Data about app and page elements:
*** Block opens ***

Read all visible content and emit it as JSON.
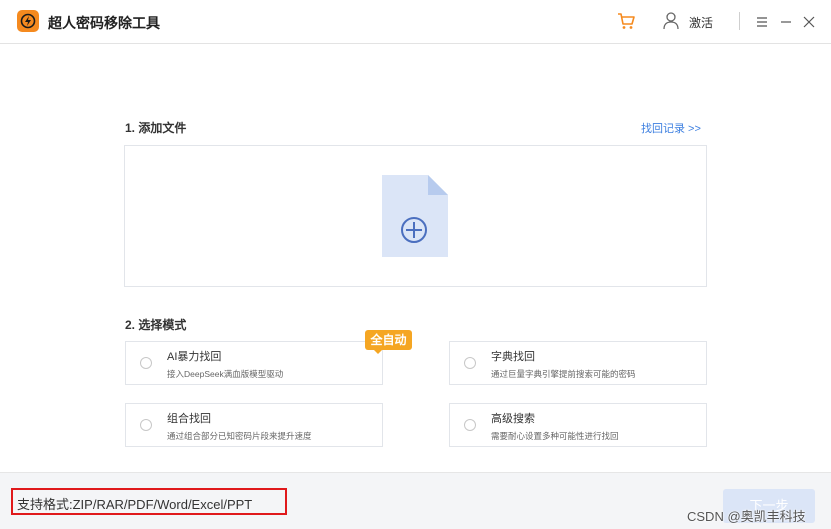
{
  "app": {
    "title": "超人密码移除工具"
  },
  "titlebar": {
    "cart_icon": "cart-icon",
    "user_icon": "user-icon",
    "activate_label": "激活",
    "menu_icon": "menu-icon",
    "minimize_icon": "minimize-icon",
    "close_icon": "close-icon"
  },
  "step1": {
    "title": "1. 添加文件",
    "history_link": "找回记录 >>",
    "drop_icon": "add-file-icon"
  },
  "step2": {
    "title": "2. 选择模式",
    "badge": "全自动",
    "modes": [
      {
        "title": "AI暴力找回",
        "desc": "接入DeepSeek满血版模型驱动"
      },
      {
        "title": "字典找回",
        "desc": "通过巨量字典引擎提前搜索可能的密码"
      },
      {
        "title": "组合找回",
        "desc": "通过组合部分已知密码片段来提升速度"
      },
      {
        "title": "高级搜索",
        "desc": "需要耐心设置多种可能性进行找回"
      }
    ]
  },
  "footer": {
    "formats": "支持格式:ZIP/RAR/PDF/Word/Excel/PPT",
    "next_label": "下一步",
    "watermark": "CSDN @奥凯丰科技"
  },
  "colors": {
    "accent": "#3d7fe0",
    "brand": "#f58a1f",
    "badge": "#f5a623",
    "highlight_border": "#e0191b",
    "file_icon": "#dbe5f7"
  }
}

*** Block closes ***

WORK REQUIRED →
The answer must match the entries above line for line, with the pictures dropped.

RESPONSE AREA →
Read all visible content and emit it as JSON.
{
  "app": {
    "title": "超人密码移除工具"
  },
  "titlebar": {
    "cart_icon": "cart-icon",
    "user_icon": "user-icon",
    "activate_label": "激活",
    "menu_icon": "menu-icon",
    "minimize_icon": "minimize-icon",
    "close_icon": "close-icon"
  },
  "step1": {
    "title": "1. 添加文件",
    "history_link": "找回记录 >>",
    "drop_icon": "add-file-icon"
  },
  "step2": {
    "title": "2. 选择模式",
    "badge": "全自动",
    "modes": [
      {
        "title": "AI暴力找回",
        "desc": "接入DeepSeek满血版模型驱动"
      },
      {
        "title": "字典找回",
        "desc": "通过巨量字典引擎提前搜索可能的密码"
      },
      {
        "title": "组合找回",
        "desc": "通过组合部分已知密码片段来提升速度"
      },
      {
        "title": "高级搜索",
        "desc": "需要耐心设置多种可能性进行找回"
      }
    ]
  },
  "footer": {
    "formats": "支持格式:ZIP/RAR/PDF/Word/Excel/PPT",
    "next_label": "下一步",
    "watermark": "CSDN @奥凯丰科技"
  },
  "colors": {
    "accent": "#3d7fe0",
    "brand": "#f58a1f",
    "badge": "#f5a623",
    "highlight_border": "#e0191b",
    "file_icon": "#dbe5f7"
  }
}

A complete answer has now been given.